--- Data provided Enclosed Below ---
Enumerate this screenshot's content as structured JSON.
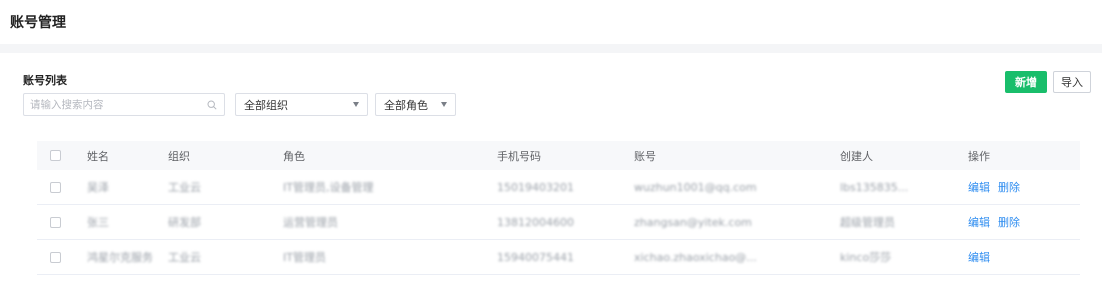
{
  "page": {
    "title": "账号管理"
  },
  "section": {
    "title": "账号列表"
  },
  "search": {
    "placeholder": "请输入搜索内容"
  },
  "filters": {
    "org": "全部组织",
    "role": "全部角色"
  },
  "toolbar": {
    "add_label": "新增",
    "import_label": "导入"
  },
  "table": {
    "headers": [
      "姓名",
      "组织",
      "角色",
      "手机号码",
      "账号",
      "创建人",
      "操作"
    ],
    "rows": [
      {
        "name": "吴泽",
        "org": "工业云",
        "role": "IT管理员,设备管理",
        "phone": "15019403201",
        "account": "wuzhun1001@qq.com",
        "creator": "lbs135835...",
        "actions": [
          "编辑",
          "删除"
        ]
      },
      {
        "name": "张三",
        "org": "研发部",
        "role": "运营管理员",
        "phone": "13812004600",
        "account": "zhangsan@yitek.com",
        "creator": "超级管理员",
        "actions": [
          "编辑",
          "删除"
        ]
      },
      {
        "name": "鸿星尔克服务",
        "org": "工业云",
        "role": "IT管理员",
        "phone": "15940075441",
        "account": "xichao.zhaoxichao@...",
        "creator": "kinco莎莎",
        "actions": [
          "编辑"
        ]
      }
    ]
  }
}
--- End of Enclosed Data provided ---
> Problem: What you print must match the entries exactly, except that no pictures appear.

> Completed exercise:
Enumerate this screenshot's content as structured JSON.
{
  "page": {
    "title": "账号管理"
  },
  "section": {
    "title": "账号列表"
  },
  "search": {
    "placeholder": "请输入搜索内容"
  },
  "filters": {
    "org": "全部组织",
    "role": "全部角色"
  },
  "toolbar": {
    "add_label": "新增",
    "import_label": "导入"
  },
  "table": {
    "headers": [
      "姓名",
      "组织",
      "角色",
      "手机号码",
      "账号",
      "创建人",
      "操作"
    ],
    "rows": [
      {
        "name": "吴泽",
        "org": "工业云",
        "role": "IT管理员,设备管理",
        "phone": "15019403201",
        "account": "wuzhun1001@qq.com",
        "creator": "lbs135835...",
        "actions": [
          "编辑",
          "删除"
        ]
      },
      {
        "name": "张三",
        "org": "研发部",
        "role": "运营管理员",
        "phone": "13812004600",
        "account": "zhangsan@yitek.com",
        "creator": "超级管理员",
        "actions": [
          "编辑",
          "删除"
        ]
      },
      {
        "name": "鸿星尔克服务",
        "org": "工业云",
        "role": "IT管理员",
        "phone": "15940075441",
        "account": "xichao.zhaoxichao@...",
        "creator": "kinco莎莎",
        "actions": [
          "编辑"
        ]
      }
    ]
  }
}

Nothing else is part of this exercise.